• Assigned task
For each record that follows, restate the text exactly and drop the pictures.

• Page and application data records
-- -- --

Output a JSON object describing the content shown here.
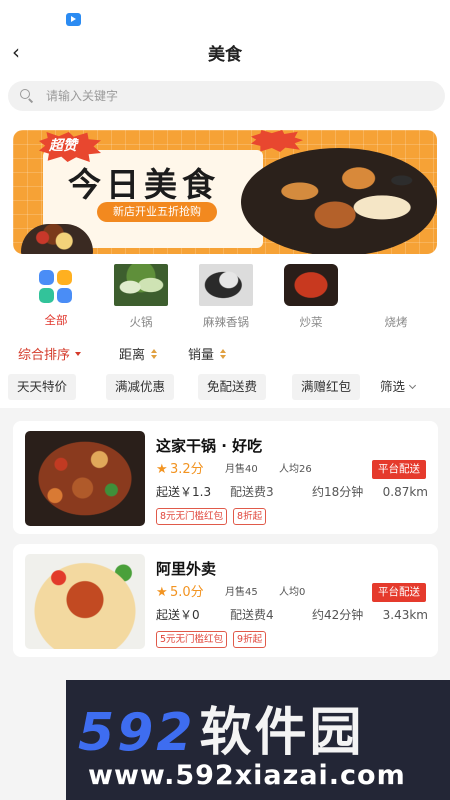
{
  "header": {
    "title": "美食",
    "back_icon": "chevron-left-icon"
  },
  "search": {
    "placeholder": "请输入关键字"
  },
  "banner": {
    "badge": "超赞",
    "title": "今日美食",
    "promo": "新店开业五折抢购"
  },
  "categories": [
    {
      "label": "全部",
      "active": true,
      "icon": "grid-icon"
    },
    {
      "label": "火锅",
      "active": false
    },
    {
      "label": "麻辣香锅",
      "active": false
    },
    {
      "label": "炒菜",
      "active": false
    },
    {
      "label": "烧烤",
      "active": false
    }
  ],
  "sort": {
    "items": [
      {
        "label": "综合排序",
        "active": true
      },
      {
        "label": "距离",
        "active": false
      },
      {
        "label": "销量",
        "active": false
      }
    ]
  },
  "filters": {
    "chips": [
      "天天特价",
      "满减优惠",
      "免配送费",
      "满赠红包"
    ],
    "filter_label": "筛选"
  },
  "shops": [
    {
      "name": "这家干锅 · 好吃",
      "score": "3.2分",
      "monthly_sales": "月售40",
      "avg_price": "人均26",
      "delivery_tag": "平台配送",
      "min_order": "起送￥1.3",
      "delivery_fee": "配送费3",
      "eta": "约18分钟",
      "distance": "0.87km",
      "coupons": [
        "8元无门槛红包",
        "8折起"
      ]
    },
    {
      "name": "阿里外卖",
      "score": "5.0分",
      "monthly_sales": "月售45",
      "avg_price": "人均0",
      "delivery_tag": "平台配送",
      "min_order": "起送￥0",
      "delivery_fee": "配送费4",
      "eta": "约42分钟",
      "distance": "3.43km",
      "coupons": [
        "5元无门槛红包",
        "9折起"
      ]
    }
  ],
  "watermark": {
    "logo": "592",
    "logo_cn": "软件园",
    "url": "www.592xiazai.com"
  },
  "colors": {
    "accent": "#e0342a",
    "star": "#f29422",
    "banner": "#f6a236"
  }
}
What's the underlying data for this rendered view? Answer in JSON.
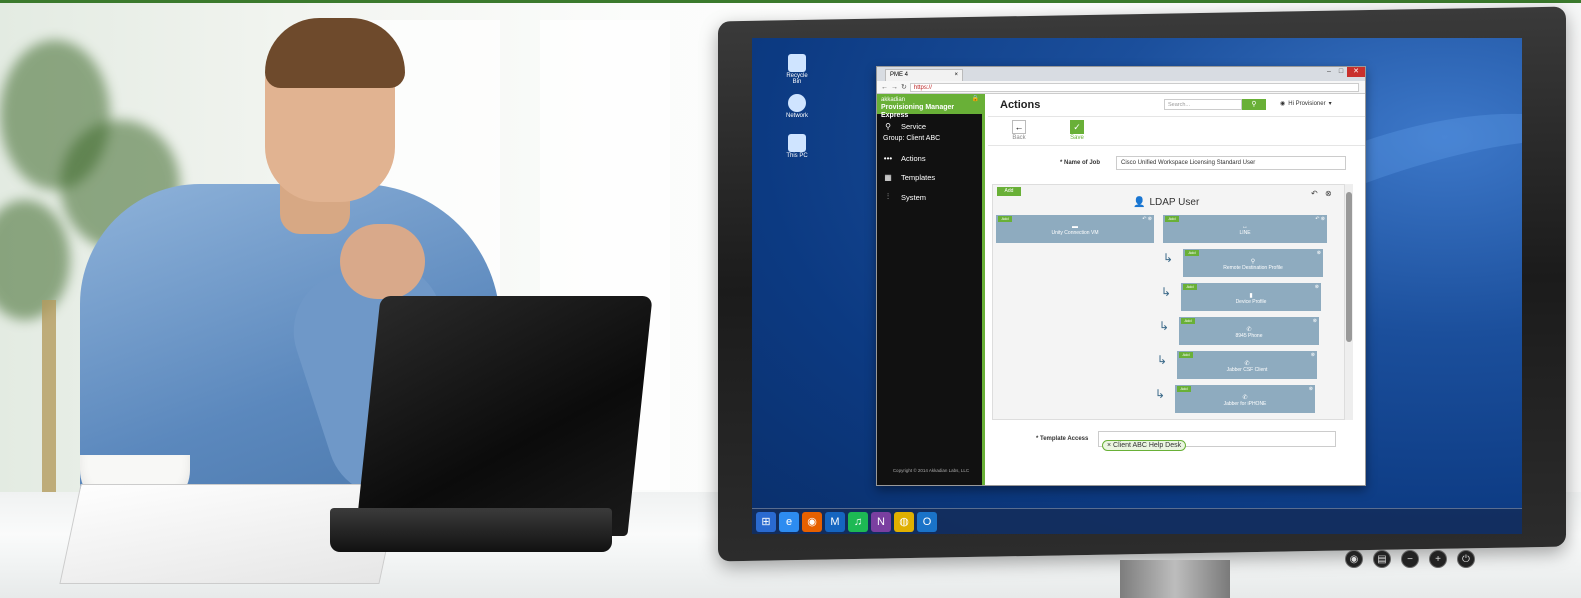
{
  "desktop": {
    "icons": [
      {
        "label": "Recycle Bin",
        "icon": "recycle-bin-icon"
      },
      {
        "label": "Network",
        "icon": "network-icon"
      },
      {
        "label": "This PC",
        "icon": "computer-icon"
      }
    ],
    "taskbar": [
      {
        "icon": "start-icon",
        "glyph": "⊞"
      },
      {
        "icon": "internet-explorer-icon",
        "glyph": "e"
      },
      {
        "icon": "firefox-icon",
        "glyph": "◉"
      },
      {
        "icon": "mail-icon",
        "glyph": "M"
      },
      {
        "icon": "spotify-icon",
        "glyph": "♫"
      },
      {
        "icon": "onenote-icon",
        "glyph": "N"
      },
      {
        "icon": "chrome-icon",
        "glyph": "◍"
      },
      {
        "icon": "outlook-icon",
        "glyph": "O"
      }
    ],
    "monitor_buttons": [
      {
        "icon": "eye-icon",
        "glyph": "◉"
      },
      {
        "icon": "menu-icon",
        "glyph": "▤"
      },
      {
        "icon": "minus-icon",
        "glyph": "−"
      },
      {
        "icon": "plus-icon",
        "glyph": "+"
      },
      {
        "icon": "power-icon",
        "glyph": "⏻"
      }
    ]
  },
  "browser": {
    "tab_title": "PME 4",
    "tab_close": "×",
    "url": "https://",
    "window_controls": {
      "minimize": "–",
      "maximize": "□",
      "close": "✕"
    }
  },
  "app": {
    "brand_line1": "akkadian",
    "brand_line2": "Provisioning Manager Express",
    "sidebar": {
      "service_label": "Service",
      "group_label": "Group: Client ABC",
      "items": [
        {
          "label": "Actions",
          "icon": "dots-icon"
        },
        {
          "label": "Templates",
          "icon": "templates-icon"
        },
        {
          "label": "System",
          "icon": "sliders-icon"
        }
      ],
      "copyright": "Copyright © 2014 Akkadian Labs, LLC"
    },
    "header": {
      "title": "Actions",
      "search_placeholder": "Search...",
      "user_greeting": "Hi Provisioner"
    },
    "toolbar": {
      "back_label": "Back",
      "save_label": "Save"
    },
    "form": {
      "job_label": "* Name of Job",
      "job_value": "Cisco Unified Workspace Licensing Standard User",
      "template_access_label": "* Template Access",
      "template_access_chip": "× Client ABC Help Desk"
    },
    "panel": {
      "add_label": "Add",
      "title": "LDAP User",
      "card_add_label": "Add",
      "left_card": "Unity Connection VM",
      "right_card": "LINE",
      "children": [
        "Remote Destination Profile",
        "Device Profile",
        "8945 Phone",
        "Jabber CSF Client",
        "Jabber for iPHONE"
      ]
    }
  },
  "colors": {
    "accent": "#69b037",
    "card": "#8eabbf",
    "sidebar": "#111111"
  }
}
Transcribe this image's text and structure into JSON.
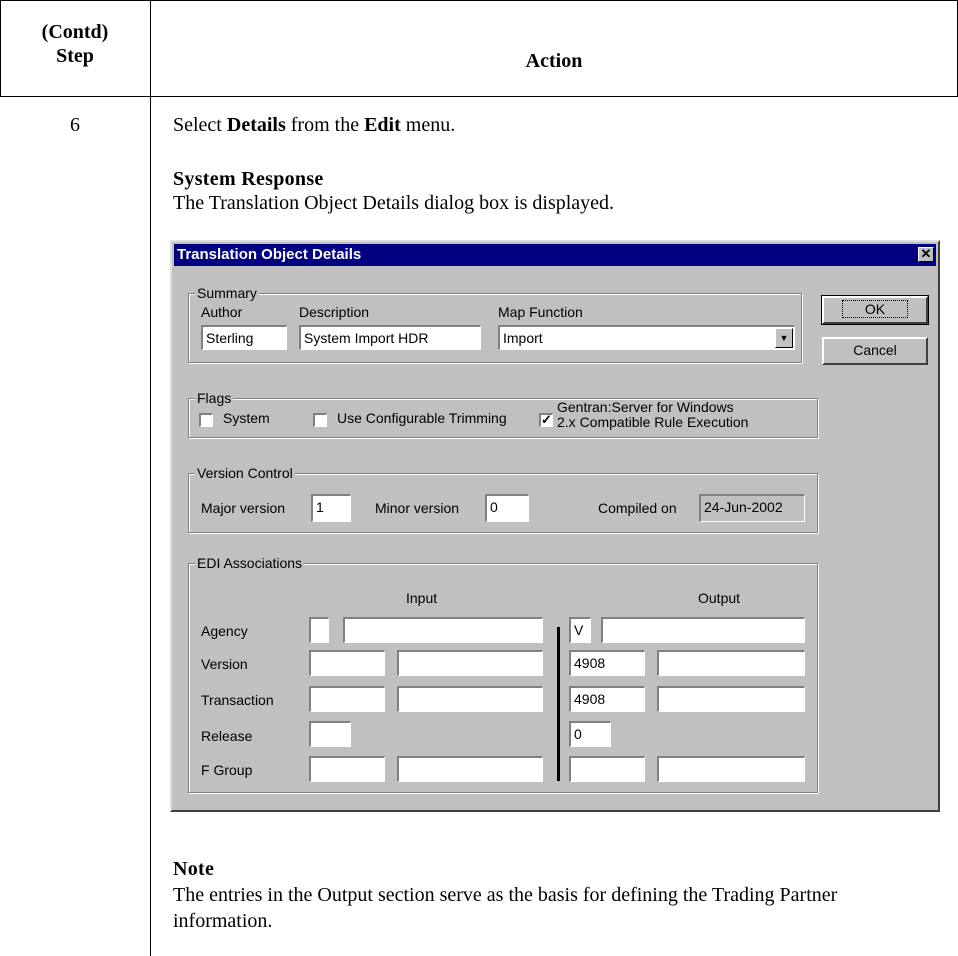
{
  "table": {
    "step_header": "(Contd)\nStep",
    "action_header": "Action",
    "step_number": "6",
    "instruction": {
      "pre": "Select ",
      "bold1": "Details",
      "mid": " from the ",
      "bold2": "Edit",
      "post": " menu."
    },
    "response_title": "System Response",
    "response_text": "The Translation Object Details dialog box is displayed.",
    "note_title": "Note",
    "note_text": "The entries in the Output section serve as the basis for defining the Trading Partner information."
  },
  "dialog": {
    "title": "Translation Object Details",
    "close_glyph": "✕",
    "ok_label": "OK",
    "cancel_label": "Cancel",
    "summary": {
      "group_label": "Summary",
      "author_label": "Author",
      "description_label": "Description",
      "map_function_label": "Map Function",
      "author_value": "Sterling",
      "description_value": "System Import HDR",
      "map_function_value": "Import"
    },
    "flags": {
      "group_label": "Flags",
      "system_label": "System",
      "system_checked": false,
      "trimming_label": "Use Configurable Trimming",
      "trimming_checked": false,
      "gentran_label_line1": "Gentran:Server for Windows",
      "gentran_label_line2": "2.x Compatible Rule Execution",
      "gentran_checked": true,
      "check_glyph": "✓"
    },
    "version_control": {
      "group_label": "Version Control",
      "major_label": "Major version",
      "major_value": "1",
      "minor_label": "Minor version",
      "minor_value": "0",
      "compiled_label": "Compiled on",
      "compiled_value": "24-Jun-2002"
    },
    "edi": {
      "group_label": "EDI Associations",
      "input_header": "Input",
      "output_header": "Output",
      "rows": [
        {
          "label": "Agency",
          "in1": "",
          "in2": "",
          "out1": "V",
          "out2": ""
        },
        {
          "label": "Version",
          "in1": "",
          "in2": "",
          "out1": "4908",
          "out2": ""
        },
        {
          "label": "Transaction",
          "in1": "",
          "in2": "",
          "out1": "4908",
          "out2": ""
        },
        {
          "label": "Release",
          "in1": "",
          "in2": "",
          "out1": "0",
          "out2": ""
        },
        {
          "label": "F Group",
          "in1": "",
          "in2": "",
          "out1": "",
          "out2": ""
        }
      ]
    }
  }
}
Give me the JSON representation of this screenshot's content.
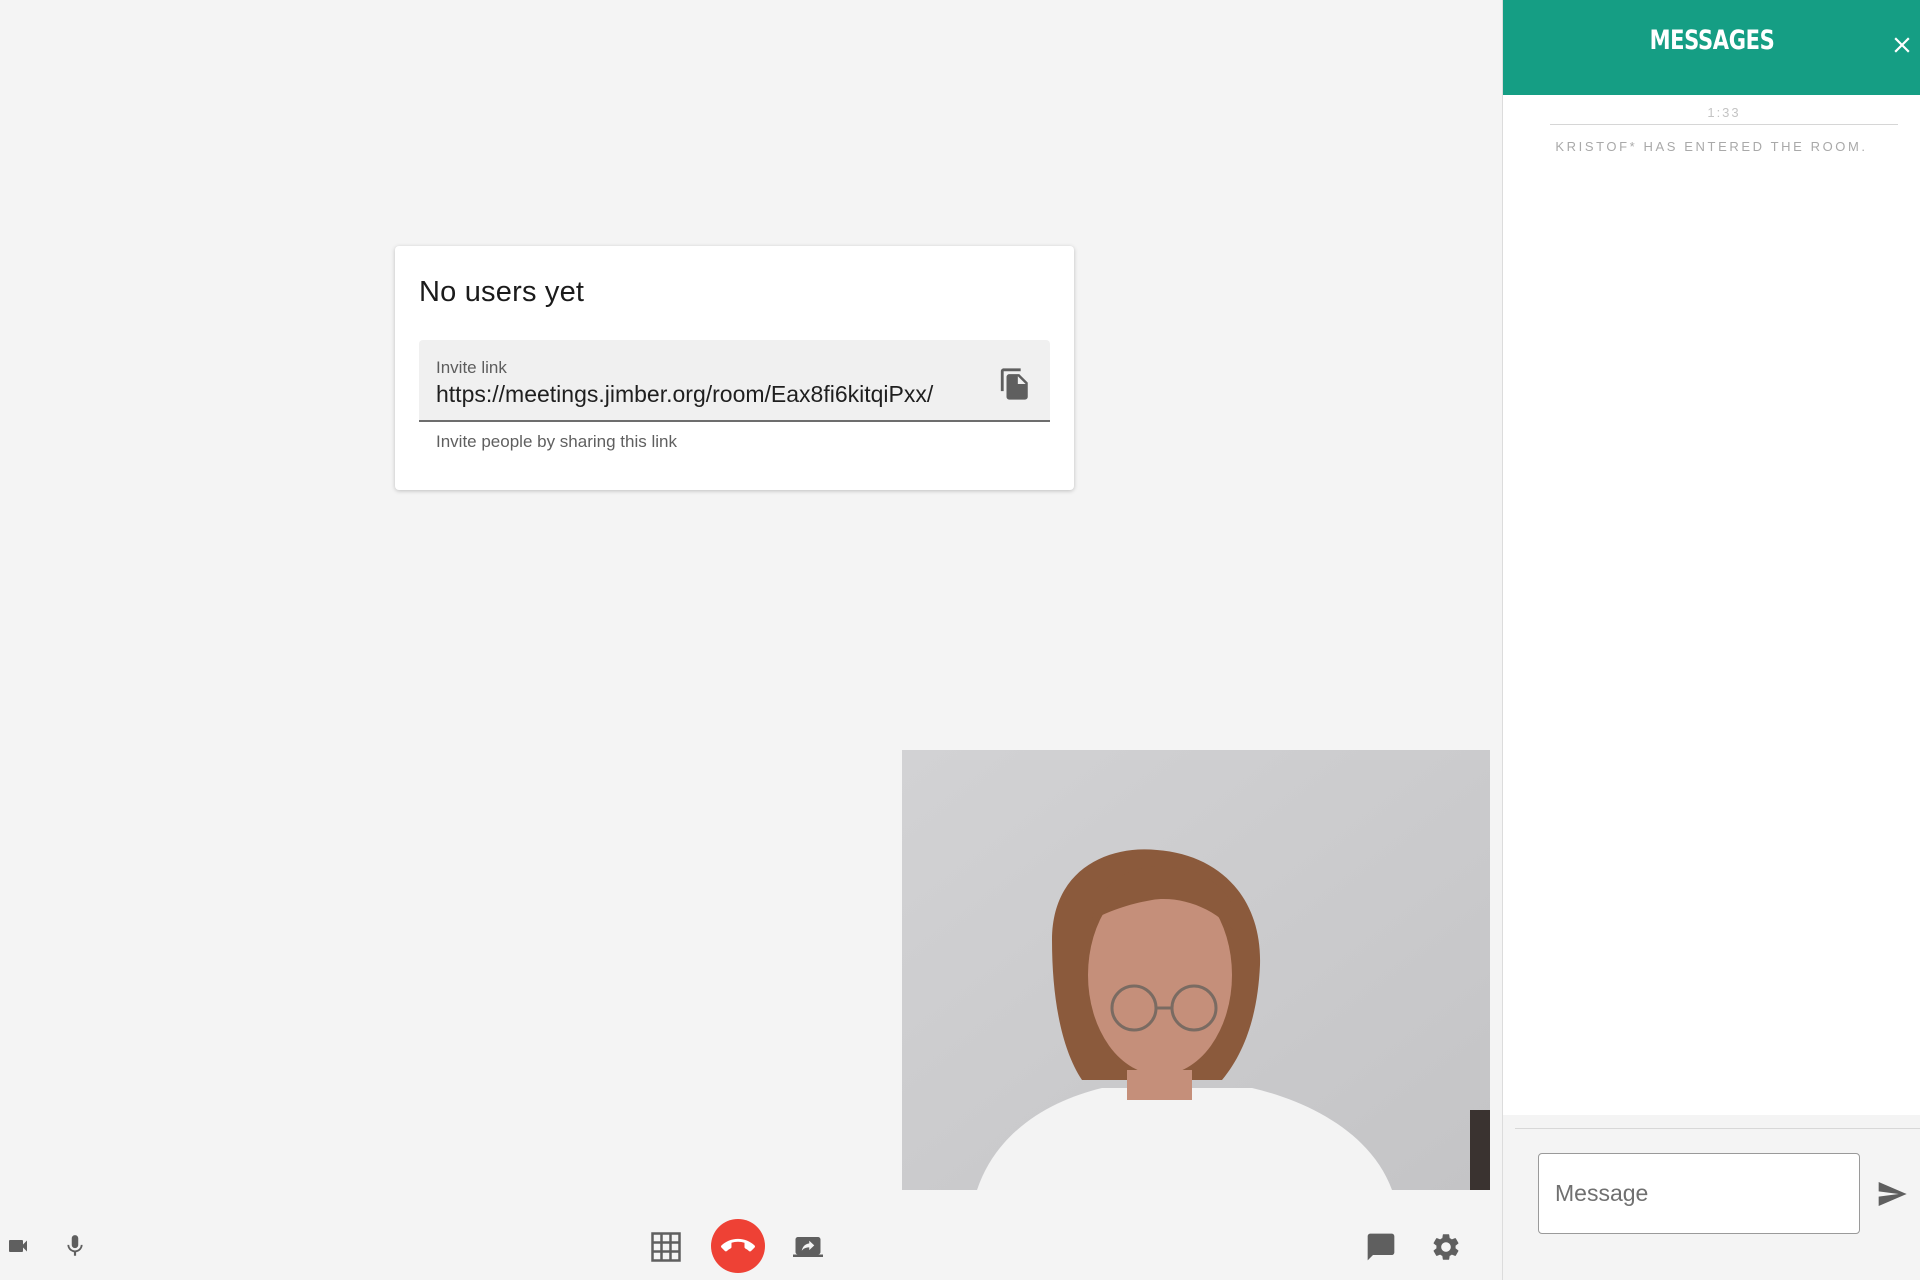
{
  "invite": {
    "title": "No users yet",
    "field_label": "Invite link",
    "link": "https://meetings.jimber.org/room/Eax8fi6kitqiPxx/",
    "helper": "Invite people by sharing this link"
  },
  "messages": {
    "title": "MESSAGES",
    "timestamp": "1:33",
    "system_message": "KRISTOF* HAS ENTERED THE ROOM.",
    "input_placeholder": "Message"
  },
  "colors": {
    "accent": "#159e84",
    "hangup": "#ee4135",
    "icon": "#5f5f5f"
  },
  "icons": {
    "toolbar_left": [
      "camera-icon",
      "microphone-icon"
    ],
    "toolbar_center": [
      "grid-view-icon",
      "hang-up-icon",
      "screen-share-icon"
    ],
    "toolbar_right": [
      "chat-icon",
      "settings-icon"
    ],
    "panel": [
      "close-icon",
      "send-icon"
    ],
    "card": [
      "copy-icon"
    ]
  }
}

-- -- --

• Problem solution
Output a JSON object describing the content shown here.
{
  "header": {
    "title": "美食",
    "back_icon": "chevron-left-icon"
  },
  "search": {
    "placeholder": "请输入关键字"
  },
  "banner": {
    "badge": "超赞",
    "title": "今日美食",
    "promo": "新店开业五折抢购"
  },
  "categories": [
    {
      "label": "全部",
      "active": true,
      "icon": "grid-icon"
    },
    {
      "label": "火锅",
      "active": false
    },
    {
      "label": "麻辣香锅",
      "active": false
    },
    {
      "label": "炒菜",
      "active": false
    },
    {
      "label": "烧烤",
      "active": false
    }
  ],
  "sort": {
    "items": [
      {
        "label": "综合排序",
        "active": true
      },
      {
        "label": "距离",
        "active": false
      },
      {
        "label": "销量",
        "active": false
      }
    ]
  },
  "filters": {
    "chips": [
      "天天特价",
      "满减优惠",
      "免配送费",
      "满赠红包"
    ],
    "filter_label": "筛选"
  },
  "shops": [
    {
      "name": "这家干锅 · 好吃",
      "score": "3.2分",
      "monthly_sales": "月售40",
      "avg_price": "人均26",
      "delivery_tag": "平台配送",
      "min_order": "起送￥1.3",
      "delivery_fee": "配送费3",
      "eta": "约18分钟",
      "distance": "0.87km",
      "coupons": [
        "8元无门槛红包",
        "8折起"
      ]
    },
    {
      "name": "阿里外卖",
      "score": "5.0分",
      "monthly_sales": "月售45",
      "avg_price": "人均0",
      "delivery_tag": "平台配送",
      "min_order": "起送￥0",
      "delivery_fee": "配送费4",
      "eta": "约42分钟",
      "distance": "3.43km",
      "coupons": [
        "5元无门槛红包",
        "9折起"
      ]
    }
  ],
  "watermark": {
    "logo": "592",
    "logo_cn": "软件园",
    "url": "www.592xiazai.com"
  },
  "colors": {
    "accent": "#e0342a",
    "star": "#f29422",
    "banner": "#f6a236"
  }
}
What's the underlying data for this rendered view? Answer in JSON.
{
  "desktop": {
    "icons": [
      {
        "label": "Recycle Bin",
        "icon": "recycle-bin-icon"
      },
      {
        "label": "Network",
        "icon": "network-icon"
      },
      {
        "label": "This PC",
        "icon": "computer-icon"
      }
    ],
    "taskbar": [
      {
        "icon": "start-icon",
        "glyph": "⊞"
      },
      {
        "icon": "internet-explorer-icon",
        "glyph": "e"
      },
      {
        "icon": "firefox-icon",
        "glyph": "◉"
      },
      {
        "icon": "mail-icon",
        "glyph": "M"
      },
      {
        "icon": "spotify-icon",
        "glyph": "♫"
      },
      {
        "icon": "onenote-icon",
        "glyph": "N"
      },
      {
        "icon": "chrome-icon",
        "glyph": "◍"
      },
      {
        "icon": "outlook-icon",
        "glyph": "O"
      }
    ],
    "monitor_buttons": [
      {
        "icon": "eye-icon",
        "glyph": "◉"
      },
      {
        "icon": "menu-icon",
        "glyph": "▤"
      },
      {
        "icon": "minus-icon",
        "glyph": "−"
      },
      {
        "icon": "plus-icon",
        "glyph": "+"
      },
      {
        "icon": "power-icon",
        "glyph": "⏻"
      }
    ]
  },
  "browser": {
    "tab_title": "PME 4",
    "tab_close": "×",
    "url": "https://",
    "window_controls": {
      "minimize": "–",
      "maximize": "□",
      "close": "✕"
    }
  },
  "app": {
    "brand_line1": "akkadian",
    "brand_line2": "Provisioning Manager Express",
    "sidebar": {
      "service_label": "Service",
      "group_label": "Group: Client ABC",
      "items": [
        {
          "label": "Actions",
          "icon": "dots-icon"
        },
        {
          "label": "Templates",
          "icon": "templates-icon"
        },
        {
          "label": "System",
          "icon": "sliders-icon"
        }
      ],
      "copyright": "Copyright © 2014 Akkadian Labs, LLC"
    },
    "header": {
      "title": "Actions",
      "search_placeholder": "Search...",
      "user_greeting": "Hi Provisioner"
    },
    "toolbar": {
      "back_label": "Back",
      "save_label": "Save"
    },
    "form": {
      "job_label": "* Name of Job",
      "job_value": "Cisco Unified Workspace Licensing Standard User",
      "template_access_label": "* Template Access",
      "template_access_chip": "× Client ABC Help Desk"
    },
    "panel": {
      "add_label": "Add",
      "title": "LDAP User",
      "card_add_label": "Add",
      "left_card": "Unity Connection VM",
      "right_card": "LINE",
      "children": [
        "Remote Destination Profile",
        "Device Profile",
        "8945 Phone",
        "Jabber CSF Client",
        "Jabber for iPHONE"
      ]
    }
  },
  "colors": {
    "accent": "#69b037",
    "card": "#8eabbf",
    "sidebar": "#111111"
  }
}
Transcribe this image's text and structure into JSON.
{
  "table": {
    "step_header": "(Contd)\nStep",
    "action_header": "Action",
    "step_number": "6",
    "instruction": {
      "pre": "Select ",
      "bold1": "Details",
      "mid": " from the ",
      "bold2": "Edit",
      "post": " menu."
    },
    "response_title": "System Response",
    "response_text": "The Translation Object Details dialog box is displayed.",
    "note_title": "Note",
    "note_text": "The entries in the Output section serve as the basis for defining the Trading Partner information."
  },
  "dialog": {
    "title": "Translation Object Details",
    "close_glyph": "✕",
    "ok_label": "OK",
    "cancel_label": "Cancel",
    "summary": {
      "group_label": "Summary",
      "author_label": "Author",
      "description_label": "Description",
      "map_function_label": "Map Function",
      "author_value": "Sterling",
      "description_value": "System Import HDR",
      "map_function_value": "Import"
    },
    "flags": {
      "group_label": "Flags",
      "system_label": "System",
      "system_checked": false,
      "trimming_label": "Use Configurable Trimming",
      "trimming_checked": false,
      "gentran_label_line1": "Gentran:Server for Windows",
      "gentran_label_line2": "2.x Compatible Rule Execution",
      "gentran_checked": true,
      "check_glyph": "✓"
    },
    "version_control": {
      "group_label": "Version Control",
      "major_label": "Major version",
      "major_value": "1",
      "minor_label": "Minor version",
      "minor_value": "0",
      "compiled_label": "Compiled on",
      "compiled_value": "24-Jun-2002"
    },
    "edi": {
      "group_label": "EDI Associations",
      "input_header": "Input",
      "output_header": "Output",
      "rows": [
        {
          "label": "Agency",
          "in1": "",
          "in2": "",
          "out1": "V",
          "out2": ""
        },
        {
          "label": "Version",
          "in1": "",
          "in2": "",
          "out1": "4908",
          "out2": ""
        },
        {
          "label": "Transaction",
          "in1": "",
          "in2": "",
          "out1": "4908",
          "out2": ""
        },
        {
          "label": "Release",
          "in1": "",
          "in2": "",
          "out1": "0",
          "out2": ""
        },
        {
          "label": "F Group",
          "in1": "",
          "in2": "",
          "out1": "",
          "out2": ""
        }
      ]
    }
  }
}
Give me the JSON representation of this screenshot's content.
{
  "invite": {
    "title": "No users yet",
    "field_label": "Invite link",
    "link": "https://meetings.jimber.org/room/Eax8fi6kitqiPxx/",
    "helper": "Invite people by sharing this link"
  },
  "messages": {
    "title": "MESSAGES",
    "timestamp": "1:33",
    "system_message": "KRISTOF* HAS ENTERED THE ROOM.",
    "input_placeholder": "Message"
  },
  "colors": {
    "accent": "#159e84",
    "hangup": "#ee4135",
    "icon": "#5f5f5f"
  },
  "icons": {
    "toolbar_left": [
      "camera-icon",
      "microphone-icon"
    ],
    "toolbar_center": [
      "grid-view-icon",
      "hang-up-icon",
      "screen-share-icon"
    ],
    "toolbar_right": [
      "chat-icon",
      "settings-icon"
    ],
    "panel": [
      "close-icon",
      "send-icon"
    ],
    "card": [
      "copy-icon"
    ]
  }
}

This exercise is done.